The number of students enrolled in educational institutions outside of their country of origin has increased by 150 percent since 1975 and by 53 percent since 1999.


The Asia-Pacific region in particular has seen tremendous increases in student mobility. 

In the past, obtaining a degree from a foreign university was an endeavor requiring wealth, connections, and a strong sense of adventure. The gateways were usually closed to all but a privileged few. In modern years, however, aspiring scholars are increasingly able to pursue studies around the world. 

To identify these trends the Education Research Network in the Asia-Pacific (ERI-Net), established by UNESCO Bangkok, recently convened a “Regional Seminar on the International Mobility of Students.” 

Researchers from Australia, China, Hong Kong, Indonesia, the Philippines, South Korea and Thailand presented their findings on the emergence of a global trade in educational services, as well as possible repercussions for the region.

Seminar delegates heard of a fiercely competitive market for full fee-paying international students. After years of near-miraculous economic growth in several Asian economies, foreign education has been opened to a far wider population. 

Anatoly Oleksiyenko and fellow researchers from the University of Hong Kong noted that “high quality credentials from reputable institutions abroad are perceived as essential drivers for successful careers in civil, financial or professional services”.

Within sending countries, fears of ‘brain drain’ have risen. Jean Tayag, Director of the Office of Policy, Planning, Research, and Information at the Philippines Commission on Higher Education, noted the “underlying anxiety that study abroad would just be a stepping stone for eventual emigration”.

Recipient countries, meanwhile, have shifted from providing tertiary places as a form of development aid to actively seeking international students as a source of income. Perhaps no country better epitomizes this trend than Australia, whose higher education institutes have been heavily reliant on the foreign student dollar since the Dawkins Reforms slashed government funding for education in the early 1980s. 
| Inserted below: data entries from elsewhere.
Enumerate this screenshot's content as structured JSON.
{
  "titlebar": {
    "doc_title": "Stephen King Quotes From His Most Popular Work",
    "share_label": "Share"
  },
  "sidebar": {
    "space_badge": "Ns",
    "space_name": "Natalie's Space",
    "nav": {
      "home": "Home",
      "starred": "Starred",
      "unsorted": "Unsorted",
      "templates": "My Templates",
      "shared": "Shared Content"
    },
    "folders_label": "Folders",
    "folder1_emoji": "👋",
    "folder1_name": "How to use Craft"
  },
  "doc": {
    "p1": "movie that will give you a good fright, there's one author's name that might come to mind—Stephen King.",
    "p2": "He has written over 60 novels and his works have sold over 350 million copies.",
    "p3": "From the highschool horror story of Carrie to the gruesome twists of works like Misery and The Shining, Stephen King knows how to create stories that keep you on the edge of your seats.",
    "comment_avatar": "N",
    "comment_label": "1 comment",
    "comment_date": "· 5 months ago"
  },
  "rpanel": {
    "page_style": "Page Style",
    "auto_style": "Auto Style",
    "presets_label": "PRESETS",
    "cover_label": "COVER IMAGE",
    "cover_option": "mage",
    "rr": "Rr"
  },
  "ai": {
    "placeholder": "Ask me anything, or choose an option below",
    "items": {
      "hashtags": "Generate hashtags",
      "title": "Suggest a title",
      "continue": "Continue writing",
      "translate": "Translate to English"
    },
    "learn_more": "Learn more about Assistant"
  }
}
Indeed, Australia is far and away the global leader in percentage terms of foreign students in its tertiary population - and despite a relatively small population and limited number of higher education institutes, the country ranks fifth globally in the share of international students. International education is now the third largest export industry in Australia, behind only coal and iron ore. 

However, tougher immigration laws and strengthening currency could threaten Australia’s hold on international students. According to V. Lynn Meek of the University of Melbourne, the Australian Department of Immigration has advised that “student arrivals over the 2013 to 2014 period would be down by 50 per cent on 2010 figures”. Although Mr. Meek believes that this forecast is overly pessimistic, substantial declines are likely. 
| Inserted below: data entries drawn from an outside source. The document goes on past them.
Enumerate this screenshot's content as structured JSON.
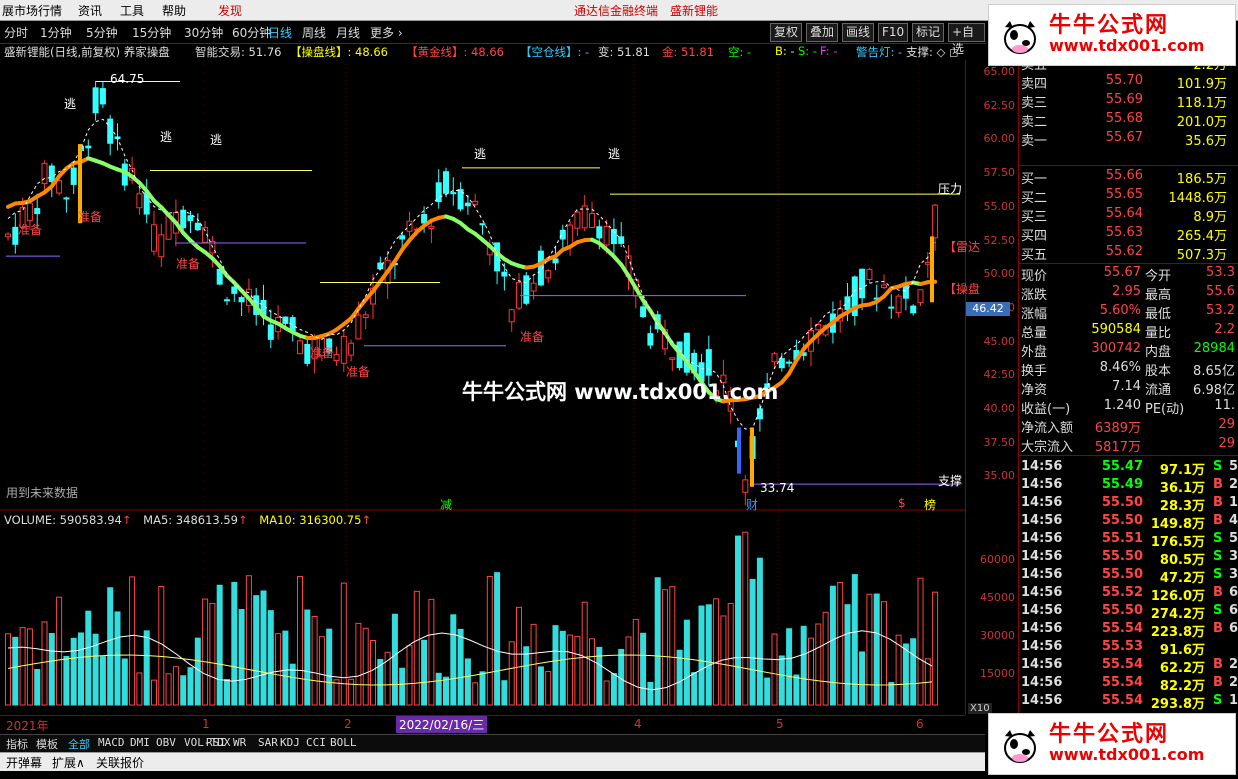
{
  "menubar": {
    "items": [
      "展市场行情",
      "资讯",
      "工具",
      "帮助",
      "发现"
    ],
    "center_links": [
      "通达信金融终端",
      "盛新锂能"
    ]
  },
  "toolbar": {
    "periods": [
      "分时",
      "1分钟",
      "5分钟",
      "15分钟",
      "30分钟",
      "60分钟",
      "日线",
      "周线",
      "月线",
      "更多 ›"
    ],
    "selected": "日线",
    "right_buttons": [
      "复权",
      "叠加",
      "画线",
      "F10",
      "标记",
      "+自选"
    ]
  },
  "indicator_line": {
    "title": "盛新锂能(日线,前复权) 养家操盘",
    "smart": "智能交易: 51.76",
    "caopan": "【操盘线】: 48.66",
    "huangjin": "【黄金线】: 48.66",
    "kongcang": "【空仓线】: -",
    "bian": "变: 51.81",
    "jin": "金: 51.81",
    "kong": "空: -",
    "b": "B: -",
    "s": "S: -",
    "f": "F: -",
    "alert": "警告灯: -",
    "support": "支撑: ◇ ◻"
  },
  "chart_data": {
    "type": "candlestick",
    "price_axis": [
      "65.00",
      "62.50",
      "60.00",
      "57.50",
      "55.00",
      "52.50",
      "50.00",
      "47.50",
      "45.00",
      "42.50",
      "40.00",
      "37.50",
      "35.00"
    ],
    "ylim": [
      33,
      66
    ],
    "current_price_label": "46.42",
    "high_label": "64.75",
    "low_label": "33.74",
    "annotations": [
      "逃",
      "逃",
      "逃",
      "逃",
      "逃",
      "准备",
      "准备",
      "准备",
      "准备",
      "准备",
      "准备",
      "压力",
      "支撑",
      "【雷达",
      "【操盘"
    ],
    "future_note": "用到未来数据",
    "event_marks": [
      "减",
      "财",
      "$",
      "榜"
    ],
    "time_labels": [
      "2021年",
      "1",
      "2",
      "2022/02/16/三",
      "4",
      "5",
      "6"
    ],
    "volume": {
      "header": "VOLUME: 590583.94",
      "ma5": "MA5: 348613.59",
      "ma10": "MA10: 316300.75",
      "axis": [
        "60000",
        "45000",
        "30000",
        "15000"
      ],
      "unit": "X10"
    }
  },
  "center_watermark": "牛牛公式网 www.tdx001.com",
  "watermark": {
    "title": "牛牛公式网",
    "url": "www.tdx001.com"
  },
  "order_book": {
    "sell": [
      {
        "label": "卖五",
        "price": "55.71",
        "vol": "2.2万"
      },
      {
        "label": "卖四",
        "price": "55.70",
        "vol": "101.9万"
      },
      {
        "label": "卖三",
        "price": "55.69",
        "vol": "118.1万"
      },
      {
        "label": "卖二",
        "price": "55.68",
        "vol": "201.0万"
      },
      {
        "label": "卖一",
        "price": "55.67",
        "vol": "35.6万"
      }
    ],
    "buy": [
      {
        "label": "买一",
        "price": "55.66",
        "vol": "186.5万"
      },
      {
        "label": "买二",
        "price": "55.65",
        "vol": "1448.6万"
      },
      {
        "label": "买三",
        "price": "55.64",
        "vol": "8.9万"
      },
      {
        "label": "买四",
        "price": "55.63",
        "vol": "265.4万"
      },
      {
        "label": "买五",
        "price": "55.62",
        "vol": "507.3万"
      }
    ]
  },
  "quote": [
    {
      "l1": "现价",
      "v1": "55.67",
      "l2": "今开",
      "v2": "53.3"
    },
    {
      "l1": "涨跌",
      "v1": "2.95",
      "l2": "最高",
      "v2": "55.6"
    },
    {
      "l1": "涨幅",
      "v1": "5.60%",
      "l2": "最低",
      "v2": "53.2"
    },
    {
      "l1": "总量",
      "v1": "590584",
      "l2": "量比",
      "v2": "2.2"
    },
    {
      "l1": "外盘",
      "v1": "300742",
      "l2": "内盘",
      "v2": "28984"
    },
    {
      "l1": "换手",
      "v1": "8.46%",
      "l2": "股本",
      "v2": "8.65亿"
    },
    {
      "l1": "净资",
      "v1": "7.14",
      "l2": "流通",
      "v2": "6.98亿"
    },
    {
      "l1": "收益(一)",
      "v1": "1.240",
      "l2": "PE(动)",
      "v2": "11."
    },
    {
      "l1": "净流入额",
      "v1": "6389万",
      "l2": "",
      "v2": "29"
    },
    {
      "l1": "大宗流入",
      "v1": "5817万",
      "l2": "",
      "v2": "29"
    }
  ],
  "ticks": [
    {
      "t": "14:56",
      "p": "55.47",
      "v": "97.1万",
      "bs": "S",
      "n": "5"
    },
    {
      "t": "14:56",
      "p": "55.49",
      "v": "36.1万",
      "bs": "B",
      "n": "2"
    },
    {
      "t": "14:56",
      "p": "55.50",
      "v": "28.3万",
      "bs": "B",
      "n": "1"
    },
    {
      "t": "14:56",
      "p": "55.50",
      "v": "149.8万",
      "bs": "B",
      "n": "4"
    },
    {
      "t": "14:56",
      "p": "55.51",
      "v": "176.5万",
      "bs": "S",
      "n": "5"
    },
    {
      "t": "14:56",
      "p": "55.50",
      "v": "80.5万",
      "bs": "S",
      "n": "3"
    },
    {
      "t": "14:56",
      "p": "55.50",
      "v": "47.2万",
      "bs": "S",
      "n": "3"
    },
    {
      "t": "14:56",
      "p": "55.52",
      "v": "126.0万",
      "bs": "B",
      "n": "6"
    },
    {
      "t": "14:56",
      "p": "55.50",
      "v": "274.2万",
      "bs": "S",
      "n": "6"
    },
    {
      "t": "14:56",
      "p": "55.54",
      "v": "223.8万",
      "bs": "B",
      "n": "6"
    },
    {
      "t": "14:56",
      "p": "55.53",
      "v": "91.6万",
      "bs": "",
      "n": ""
    },
    {
      "t": "14:56",
      "p": "55.54",
      "v": "62.2万",
      "bs": "B",
      "n": "2"
    },
    {
      "t": "14:56",
      "p": "55.54",
      "v": "82.2万",
      "bs": "B",
      "n": "2"
    },
    {
      "t": "14:56",
      "p": "55.54",
      "v": "293.8万",
      "bs": "S",
      "n": "14"
    }
  ],
  "bottom_tabs": [
    "指标",
    "模板",
    "全部",
    "MACD",
    "DMI",
    "OBV",
    "VOL-TDX",
    "RSI",
    "WR",
    "SAR",
    "KDJ",
    "CCI",
    "BOLL"
  ],
  "status_items": [
    "开弹幕",
    "扩展∧",
    "关联报价"
  ],
  "colors": {
    "up": "#ff3333",
    "down": "#33ffff",
    "caopan": "#ff8800",
    "huangjin": "#88ff66",
    "ma5": "#ffffff",
    "ma10": "#ffff66"
  }
}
As enrolments decrease in Australia, others in the region seek to expand. The University of Hong Kong researchers observed that “internationalization is the prevailing buzzword advocated at various policy and consultation forums… [benchmarked] on the basis of student enrolment, curriculum change and recruitment of foreign faculty”.

Higher education institutes in South Korea, much like their Australian counterparts, have turned to internationalization of higher education for survival. Two decades of falling birth rates have pushed tertiary enrolments down with a 23.2 per cent gap between enrolments and quotas estimated by 2023. 

More than 120 Korean schools now have international programmes taught in English. Although South Korea still has a low ratio of international students (1.3 per cent, compared to the OECD mean of 8.3 in 2008), the ratio has increased by more than one thousand per cent since 2000.

Perhaps the most ambitious expansion plans are those of China. As the largest consumer of education in the world, China accounts for 14.9 per cent of international students in 2008. However, Professor Changjun Yue of Peking University noted that the government plans to attract 500,000 inbound students by 2020, responding to the “powerful need for both foreign talents and Chinese overseas students and scholars”.

These plans have already had a quantifiable impact. From 1999 to 2007, the United States’ share of mobile Chinese students dropped from 38 to 23 percent, signifying the changing dynamics of the overall market. 

The global trade in services for international education has been bolstered by strong demand within the Asia-Pacific region. As Asia-Pacific countries turn their attention to developing supply, both students and society should ultimately benefit from the increasing competition. 

By Seth Leighton